Extracted records:
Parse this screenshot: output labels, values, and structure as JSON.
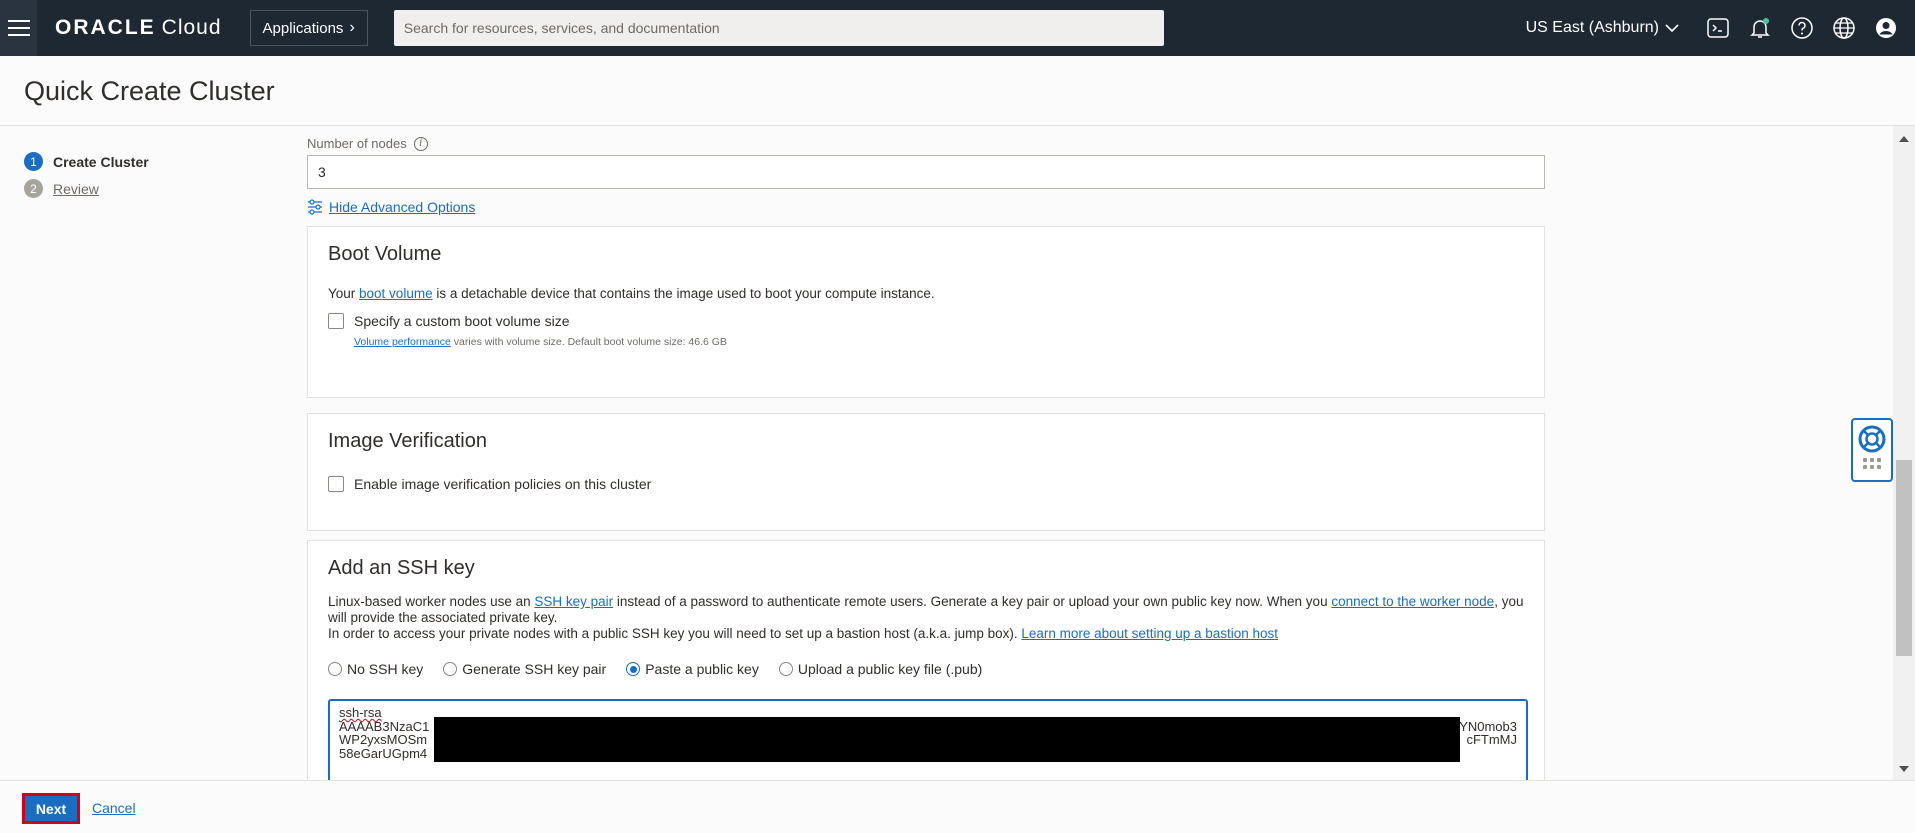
{
  "topbar": {
    "logo_brand": "ORACLE",
    "logo_product": "Cloud",
    "applications_label": "Applications",
    "search_placeholder": "Search for resources, services, and documentation",
    "region": "US East (Ashburn)"
  },
  "page": {
    "title": "Quick Create Cluster"
  },
  "steps": [
    {
      "number": "1",
      "label": "Create Cluster",
      "state": "active"
    },
    {
      "number": "2",
      "label": "Review",
      "state": "pending"
    }
  ],
  "nodes": {
    "label": "Number of nodes",
    "value": "3"
  },
  "advanced_link": "Hide Advanced Options",
  "boot_volume": {
    "title": "Boot Volume",
    "text_prefix": "Your ",
    "text_link": "boot volume",
    "text_suffix": " is a detachable device that contains the image used to boot your compute instance.",
    "checkbox_label": "Specify a custom boot volume size",
    "hint_link": "Volume performance",
    "hint_text": " varies with volume size. Default boot volume size: 46.6 GB"
  },
  "image_verification": {
    "title": "Image Verification",
    "checkbox_label": "Enable image verification policies on this cluster"
  },
  "ssh": {
    "title": "Add an SSH key",
    "line1_a": "Linux-based worker nodes use an ",
    "line1_link1": "SSH key pair",
    "line1_b": " instead of a password to authenticate remote users. Generate a key pair or upload your own public key now. When you ",
    "line1_link2": "connect to the worker node",
    "line1_c": ", you will provide the associated private key.",
    "line2_a": "In order to access your private nodes with a public SSH key you will need to set up a bastion host (a.k.a. jump box). ",
    "line2_link": "Learn more about setting up a bastion host",
    "options": [
      "No SSH key",
      "Generate SSH key pair",
      "Paste a public key",
      "Upload a public key file (.pub)"
    ],
    "selected_option": "Paste a public key",
    "key_line1": "ssh-rsa",
    "key_line2_start": "AAAAB3NzaC1",
    "key_line2_end": "YN0mob3",
    "key_line3_start": "WP2yxsMOSm",
    "key_line3_end": "cFTmMJ",
    "key_line4_start": "58eGarUGpm4"
  },
  "footer": {
    "next_label": "Next",
    "cancel_label": "Cancel"
  }
}
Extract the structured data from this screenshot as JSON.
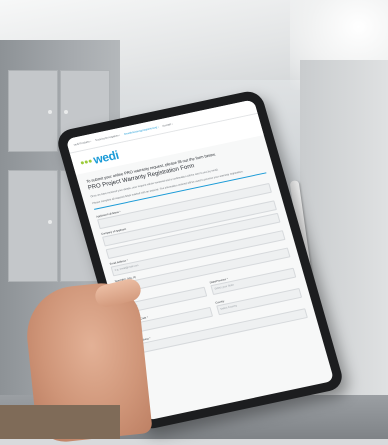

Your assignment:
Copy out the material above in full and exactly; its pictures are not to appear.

Answer section:
Parse this screenshot: output labels, values, and structure as JSON.
{
  "topbar": {
    "logo_brand": "ORACLE",
    "logo_product": "Cloud",
    "applications_label": "Applications",
    "search_placeholder": "Search for resources, services, and documentation",
    "region": "US East (Ashburn)"
  },
  "page": {
    "title": "Quick Create Cluster"
  },
  "steps": [
    {
      "number": "1",
      "label": "Create Cluster",
      "state": "active"
    },
    {
      "number": "2",
      "label": "Review",
      "state": "pending"
    }
  ],
  "nodes": {
    "label": "Number of nodes",
    "value": "3"
  },
  "advanced_link": "Hide Advanced Options",
  "boot_volume": {
    "title": "Boot Volume",
    "text_prefix": "Your ",
    "text_link": "boot volume",
    "text_suffix": " is a detachable device that contains the image used to boot your compute instance.",
    "checkbox_label": "Specify a custom boot volume size",
    "hint_link": "Volume performance",
    "hint_text": " varies with volume size. Default boot volume size: 46.6 GB"
  },
  "image_verification": {
    "title": "Image Verification",
    "checkbox_label": "Enable image verification policies on this cluster"
  },
  "ssh": {
    "title": "Add an SSH key",
    "line1_a": "Linux-based worker nodes use an ",
    "line1_link1": "SSH key pair",
    "line1_b": " instead of a password to authenticate remote users. Generate a key pair or upload your own public key now. When you ",
    "line1_link2": "connect to the worker node",
    "line1_c": ", you will provide the associated private key.",
    "line2_a": "In order to access your private nodes with a public SSH key you will need to set up a bastion host (a.k.a. jump box). ",
    "line2_link": "Learn more about setting up a bastion host",
    "options": [
      "No SSH key",
      "Generate SSH key pair",
      "Paste a public key",
      "Upload a public key file (.pub)"
    ],
    "selected_option": "Paste a public key",
    "key_line1": "ssh-rsa",
    "key_line2_start": "AAAAB3NzaC1",
    "key_line2_end": "YN0mob3",
    "key_line3_start": "WP2yxsMOSm",
    "key_line3_end": "cFTmMJ",
    "key_line4_start": "58eGarUGpm4"
  },
  "footer": {
    "next_label": "Next",
    "cancel_label": "Cancel"
  }
}
Extract the structured data from this screenshot as JSON.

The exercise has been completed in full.